WASHINGTON — Saying "religious freedom in America has suffered years of unprecedented erosion," the U.S. Catholic bishops have posted an online letter for Catholics to send to President Donald Trump urging him to sign an executive order promoting religious freedom.
The letter, found at www.votervoice.net/USCCB/Campaigns, says the president can "restore the federal government's respect for the religious freedom of individuals and organizations" with an executive order that establishes a "government-wide initiative to respect religious freedom." Individuals can sign the letter and hit a link to submit it to Trump.
A leaked draft version of a potential religious freedom order was circulating in the media and among federal staff and advocacy groups at the end of January. When White House Press Secretary Sean Spicer was asked about the draft Jan. 30, he said he would not get "ahead of the executive orders that we may or may not issue." He noted that there have been a lot of executive actions and "a lot of things that the president has talked about and will continue to fulfill, but we have nothing on that front now."
A White House official told ABC News that the leaked draft on religious freedom is one of hundreds of circulating orders that were either written by the transition team or the White House.
Although Spicer did not elaborate on the leaked document, he told reporters that freedom of religion in the U.S. should mean "people should be able to practice their religion, express their religion, express areas of their faith without reprisal."
"And I think that pendulum sometimes swings the other way in the name of political correctness," he added.
The four-page draft has raised concerns among those who said it would legalize discrimination and was too far-reaching, but University of Notre Dame law professor Richard Garnett said in an email to Catholic News Service that the "critics are dramatically overstating" what the order can do.
The draft states that "Americans and their religious organizations will not be coerced by the federal government into participating in activities that violate their consciences." It also notes that people and organizations do not "forfeit their religious freedom when providing social services, education or health care." It cites the Religious Freedom Restoration Act, which states that government "shall not substantially burden a person's exercise of religion" unless that burden "is the least restrictive means to further a compelling governmental interest."
The U.S. bishops, who have made religious liberty a priority, have not released a statement on potential executive action on religious freedom by Trump but in the online letter available for Catholics to sign stressed such an order should include some of the following measures:
-- Relief from the Affordable Care Act's contraceptive mandate. Currently, the mandate -- issued by the federal Department of Health and Human Services as part of the implementation of the health care law -- requires most religious employers to provide coverage of artificial birth control for their employees even if the employer is morally opposed to such coverage. There is a very narrow exemption for churches.
-- Preservation of tax-exempt status for nonprofit groups that hold beliefs based on marriage and human sexuality.
-- The ability of religious organizations that partner with the federal government to act according to their beliefs regarding marriage, human sexuality and the protection of human life at all stages.

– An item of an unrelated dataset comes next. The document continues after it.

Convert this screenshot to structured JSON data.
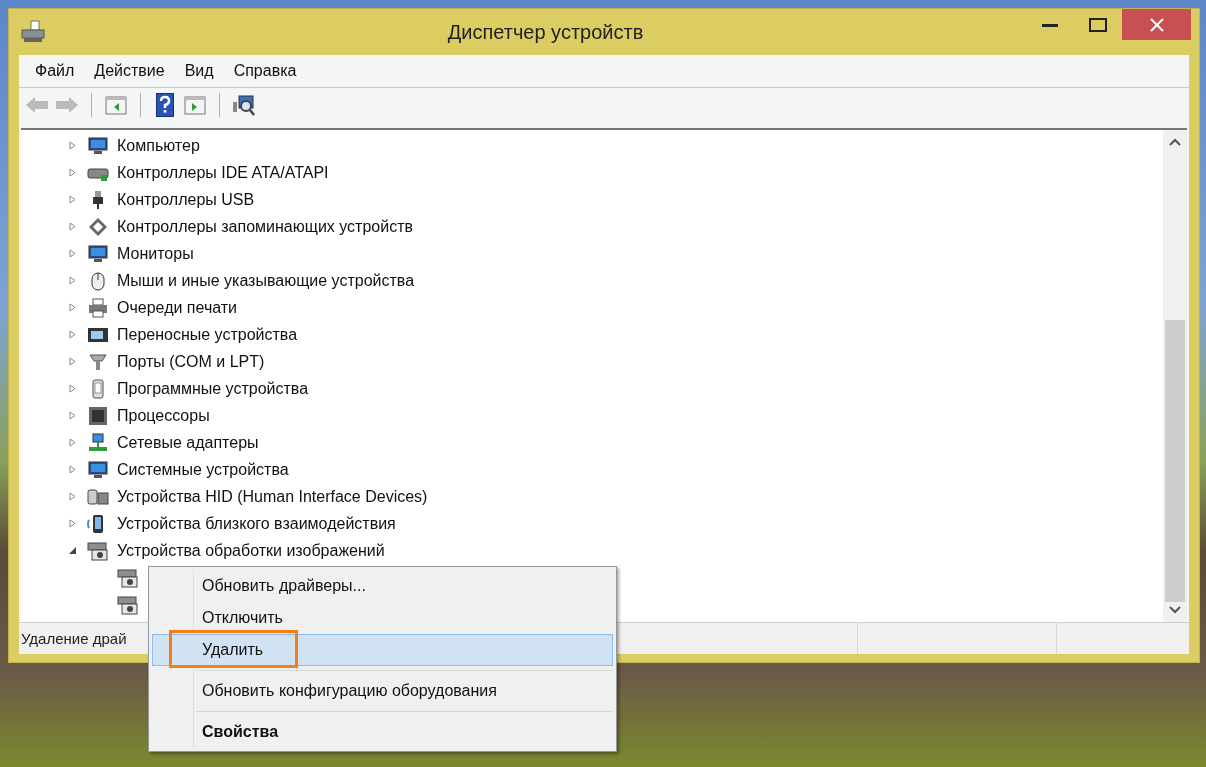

-- The ability of religiously affiliated child welfare providers to provide adoption, foster or family support services for children that coincide with their religious beliefs.
-- Conscience protections about abortion in the individual health insurance market.

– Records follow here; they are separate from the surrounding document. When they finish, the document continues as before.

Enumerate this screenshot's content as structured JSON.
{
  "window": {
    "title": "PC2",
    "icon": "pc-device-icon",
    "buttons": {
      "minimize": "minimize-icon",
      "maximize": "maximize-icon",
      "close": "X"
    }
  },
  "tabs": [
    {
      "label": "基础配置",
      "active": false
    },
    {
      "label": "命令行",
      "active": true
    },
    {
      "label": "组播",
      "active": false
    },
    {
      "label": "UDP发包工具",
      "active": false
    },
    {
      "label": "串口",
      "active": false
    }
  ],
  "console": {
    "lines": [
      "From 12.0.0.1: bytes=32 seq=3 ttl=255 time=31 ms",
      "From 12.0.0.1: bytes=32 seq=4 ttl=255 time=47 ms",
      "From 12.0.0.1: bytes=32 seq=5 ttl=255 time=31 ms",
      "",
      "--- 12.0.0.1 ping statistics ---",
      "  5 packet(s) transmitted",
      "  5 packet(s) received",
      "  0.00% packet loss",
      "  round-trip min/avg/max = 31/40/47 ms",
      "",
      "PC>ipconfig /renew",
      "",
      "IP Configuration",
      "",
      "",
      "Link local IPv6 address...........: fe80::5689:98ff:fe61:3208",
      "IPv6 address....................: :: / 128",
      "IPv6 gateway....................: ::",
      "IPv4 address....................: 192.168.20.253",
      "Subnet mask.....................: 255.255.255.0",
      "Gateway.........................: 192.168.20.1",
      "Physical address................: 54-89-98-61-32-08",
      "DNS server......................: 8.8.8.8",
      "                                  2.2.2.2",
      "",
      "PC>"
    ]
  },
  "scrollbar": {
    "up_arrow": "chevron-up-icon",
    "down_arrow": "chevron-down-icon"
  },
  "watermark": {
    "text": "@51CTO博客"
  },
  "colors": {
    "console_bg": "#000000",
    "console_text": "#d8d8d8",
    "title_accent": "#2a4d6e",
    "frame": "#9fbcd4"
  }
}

The bishops' letter said any executive order on religious freedom should make it clear that this freedom should not just be about a person's ability to freely worship but should include "the ability to act on one's beliefs."
"It should also protect individuals and families who run closely held businesses in accordance with their faith to the greatest extent possible," the letter said.